Your adrenal glands are some of the tiniest glands in your body (about the size of a pea), but they’re hard workers. Their job is to produce a variety of hormones that you need to live and function. When the adrenals aren’t working right, you’ll feel the symptoms, but matching the symptom to the right hormone disorder is a complicated process. Fortunately, our endocrinology team at Central Maine Healthcare is highly skilled at identifying adrenal problems and finding the right treatment.
Conditions We Treat
Your adrenal glands sit on top of your kidneys and produce several different hormones, including cortisol, aldosterone and sex hormones called androgens. Adrenal disorders signal that your body is producing either too much or too little of some hormone, and the remedies are different for each hormone and disorder.
Cortisol and Cushing’s Syndrome

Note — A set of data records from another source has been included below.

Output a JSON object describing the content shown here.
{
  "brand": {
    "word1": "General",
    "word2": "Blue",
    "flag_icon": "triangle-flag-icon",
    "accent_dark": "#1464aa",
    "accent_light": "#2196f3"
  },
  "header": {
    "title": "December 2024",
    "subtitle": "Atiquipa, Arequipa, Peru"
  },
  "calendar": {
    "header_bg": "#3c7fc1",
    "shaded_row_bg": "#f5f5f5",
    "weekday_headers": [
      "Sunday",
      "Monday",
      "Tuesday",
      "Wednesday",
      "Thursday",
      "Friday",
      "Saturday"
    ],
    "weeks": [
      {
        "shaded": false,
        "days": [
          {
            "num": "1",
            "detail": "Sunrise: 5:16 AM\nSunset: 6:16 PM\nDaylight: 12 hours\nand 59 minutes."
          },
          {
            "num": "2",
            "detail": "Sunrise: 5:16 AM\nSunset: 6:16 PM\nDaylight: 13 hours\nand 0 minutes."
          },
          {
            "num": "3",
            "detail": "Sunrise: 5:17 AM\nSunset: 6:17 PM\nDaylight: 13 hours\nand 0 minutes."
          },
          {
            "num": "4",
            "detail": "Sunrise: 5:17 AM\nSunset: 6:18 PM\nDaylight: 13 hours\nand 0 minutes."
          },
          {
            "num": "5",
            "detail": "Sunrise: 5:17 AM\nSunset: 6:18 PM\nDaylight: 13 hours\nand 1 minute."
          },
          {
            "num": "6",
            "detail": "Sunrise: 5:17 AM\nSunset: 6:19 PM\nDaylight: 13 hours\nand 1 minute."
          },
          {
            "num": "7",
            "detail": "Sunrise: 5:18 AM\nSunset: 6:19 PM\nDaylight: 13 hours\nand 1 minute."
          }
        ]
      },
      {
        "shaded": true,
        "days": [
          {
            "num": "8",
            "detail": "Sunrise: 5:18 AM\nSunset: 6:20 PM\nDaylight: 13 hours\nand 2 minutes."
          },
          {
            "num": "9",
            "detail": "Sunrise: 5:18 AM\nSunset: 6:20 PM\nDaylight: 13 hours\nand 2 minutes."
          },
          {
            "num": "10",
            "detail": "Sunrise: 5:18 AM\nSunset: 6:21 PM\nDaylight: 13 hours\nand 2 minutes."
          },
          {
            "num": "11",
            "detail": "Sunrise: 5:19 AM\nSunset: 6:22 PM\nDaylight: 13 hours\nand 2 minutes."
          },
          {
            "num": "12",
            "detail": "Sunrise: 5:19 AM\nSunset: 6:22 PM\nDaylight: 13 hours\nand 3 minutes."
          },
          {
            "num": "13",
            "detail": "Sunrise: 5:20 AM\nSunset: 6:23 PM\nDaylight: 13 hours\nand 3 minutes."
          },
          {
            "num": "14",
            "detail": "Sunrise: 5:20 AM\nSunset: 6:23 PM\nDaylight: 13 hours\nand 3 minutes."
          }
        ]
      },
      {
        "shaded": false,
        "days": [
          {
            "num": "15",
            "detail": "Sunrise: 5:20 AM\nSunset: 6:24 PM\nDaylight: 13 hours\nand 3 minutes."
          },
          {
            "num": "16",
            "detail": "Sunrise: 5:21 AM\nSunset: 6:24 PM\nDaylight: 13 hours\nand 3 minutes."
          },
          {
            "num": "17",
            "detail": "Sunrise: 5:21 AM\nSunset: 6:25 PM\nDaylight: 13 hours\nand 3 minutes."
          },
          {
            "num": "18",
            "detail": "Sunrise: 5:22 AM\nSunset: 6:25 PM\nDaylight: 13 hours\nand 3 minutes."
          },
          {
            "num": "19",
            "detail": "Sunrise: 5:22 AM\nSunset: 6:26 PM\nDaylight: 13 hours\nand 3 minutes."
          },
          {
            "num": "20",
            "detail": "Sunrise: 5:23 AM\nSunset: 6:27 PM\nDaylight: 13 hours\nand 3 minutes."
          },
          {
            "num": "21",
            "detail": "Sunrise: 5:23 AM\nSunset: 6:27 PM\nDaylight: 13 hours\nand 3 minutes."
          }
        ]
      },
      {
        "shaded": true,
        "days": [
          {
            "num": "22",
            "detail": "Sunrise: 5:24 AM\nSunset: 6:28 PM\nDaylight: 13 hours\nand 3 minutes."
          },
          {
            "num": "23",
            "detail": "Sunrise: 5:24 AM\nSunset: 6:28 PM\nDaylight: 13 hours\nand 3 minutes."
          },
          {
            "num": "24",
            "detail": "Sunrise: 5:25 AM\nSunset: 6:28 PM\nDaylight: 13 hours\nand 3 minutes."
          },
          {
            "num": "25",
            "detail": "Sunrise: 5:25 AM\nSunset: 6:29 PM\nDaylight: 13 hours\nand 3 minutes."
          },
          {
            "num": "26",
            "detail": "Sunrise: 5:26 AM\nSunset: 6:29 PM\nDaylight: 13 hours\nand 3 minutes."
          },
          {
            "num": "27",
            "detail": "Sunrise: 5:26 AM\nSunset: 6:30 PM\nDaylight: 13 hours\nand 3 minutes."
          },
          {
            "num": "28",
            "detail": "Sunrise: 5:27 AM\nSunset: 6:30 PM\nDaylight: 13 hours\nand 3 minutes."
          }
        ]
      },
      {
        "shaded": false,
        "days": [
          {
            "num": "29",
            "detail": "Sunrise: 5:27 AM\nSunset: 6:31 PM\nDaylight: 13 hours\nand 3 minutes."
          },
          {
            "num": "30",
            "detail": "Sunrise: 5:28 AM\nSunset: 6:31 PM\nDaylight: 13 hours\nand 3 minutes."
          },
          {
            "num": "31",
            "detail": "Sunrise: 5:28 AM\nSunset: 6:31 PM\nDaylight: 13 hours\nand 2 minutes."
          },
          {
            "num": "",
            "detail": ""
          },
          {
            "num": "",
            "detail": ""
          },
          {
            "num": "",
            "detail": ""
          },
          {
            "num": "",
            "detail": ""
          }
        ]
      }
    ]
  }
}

The most important hormone produced by the adrenal glands, cortisol helps you to burn protein and fat, control your blood sugar, manage stress and regulate your blood pressure. When your body produces too much cortisol, you may develop a disease called Cushing’s syndrome. Symptoms of high cortisol levels include:
- Weight gain, especially around the abdomen
- Swelling of the hands and feet
- Difficulty concentrating
- Thin skin
Cushing’s syndrome can be caused by taking cortisol-like drugs used to treat asthma and rheumatic arthritis; left untreated, it can lead to diabetes, high blood pressure, osteoporosis and other disorders. Diagnosing Cushing’s usually involves testing your saliva or urine. The most effective treatment is surgery to remove the adrenal glands, but sometimes treating the symptoms (such as medicine for high blood pressure) is sufficient.
Aldosterone is a hormone that helps regulate your sodium and water balance, so when you produce too much or too little, your blood pressure is affected. We need it to help our salivary glands, sweat glands, colon and kidneys work properly; an imbalance can lead to a stroke, heart attack or kidney failure. There are medications to stop overproduction of aldosterone (and some other adrenal hormones), and under-producing usually can be treated with hormone replacement.
Addison’s Disease and Adrenal Insufficiency
With Addison’s disease, the adrenal glands are producing too little cortisol. (Some people are born unable to produce cortisol.) The term “adrenal insufficiency” sometimes points to too little cortisol or aldosterone. Symptoms can be fatigue, muscle weakness, nausea, vomiting or diarrhea. It’s identified with a blood test, and hormone replacement usually is the best treatment.
Your adrenal glands also can develop tumors, detected with a blood test, CT scan or other diagnostic tests. Usually they’re treated by surgically removing the adrenals.